By analysing similar events in history – such as the Spanish Influenza, World War II, and recent recessions – it’s clear that the challenge we face now is unprecedented, but that businesses will find ways to survive, and in some cases thrive, as they have in the past.
Business information company Dun & Bradstreet shared commentary from industry experts on maintaining business momentum in a pandemic. Key take-aways from the webinar include:
• The macroeconomic impact of the COVID-19 pandemic will be immense, and companies will face higher credit risks in the remainder of 2020 and 2021. The economy need to be prepared for a growing number of business liquidations.
• As a result of urbanisation, climate change and deforestation, there are now 200 pandemics each year.
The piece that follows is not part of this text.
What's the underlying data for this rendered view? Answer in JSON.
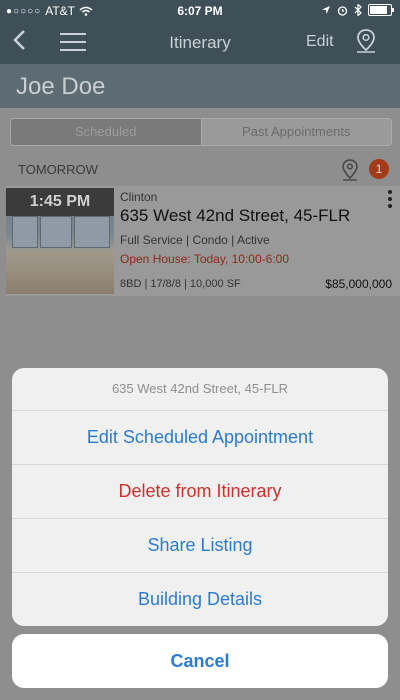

While we are much better at dealing with the impact from a health standpoint, the UK is much less prepared from a socio-economic perspective.
• Granting more people access to the internet will be key to overcoming the fall out of the pandemic and ensuring society is kept abreast of the most up-to-date health and business information.
Markus Kuger, Chief Economist at Dun & Bradstreet, said: “Despite recovery in April, our analysis shows global markets are still significantly below January values and are experiencing vulnerability that has never been seen before, even during the 2008/9 financial crisis”.
“Dun & Bradstreet have revised our growth projections downwards following a significant rise in political, economic and supply chain risk. We’ve downgraded 70 country risk ratings and moved many, including the UK, to an all-time low.”
Ryan Morhard, Lead, Global Health Security, COVID Action Platform, World Economic Forum, said:“This unprecedented crisis demands unprecedented cooperation. Public and private cooperation is essential to respond to COVID-19, including across areas such as health, data, supply chains and more. The actions of any organization acting alone will unfortunately not amount to a commensurate response and it’s critical to bring organisations together in a coordinated way.”
Chris Southworth, Secretary General from the International Chambers of Commerce UK, said: “To this point there has been a disconnect between the global priority to drive digital transformation and the level of investment in infrastructure to implement it. The current crisis and rapid digitization of the working environment is a huge opportunity to move the digitisation agenda forward and generate more inclusive and sustainable trade opportunities.”
Adrian Lovett, President and CEO at World Wide Web Foundation, said: “This crisis shows more than ever that the web is not a luxury. It’s a lifeline. As the world shuts down and goes online, billions of people around the world can’t use the web to access critical health advice, stay connected to loved ones and work from home. The resulting economic and social impact is devastating.
“We must double down on our efforts to bring the benefits of the internet to more people. As the world continues to grapple with the Covid-19 pandemic, extending access to everyone, everywhere must be a top priority for leaders across the globe.”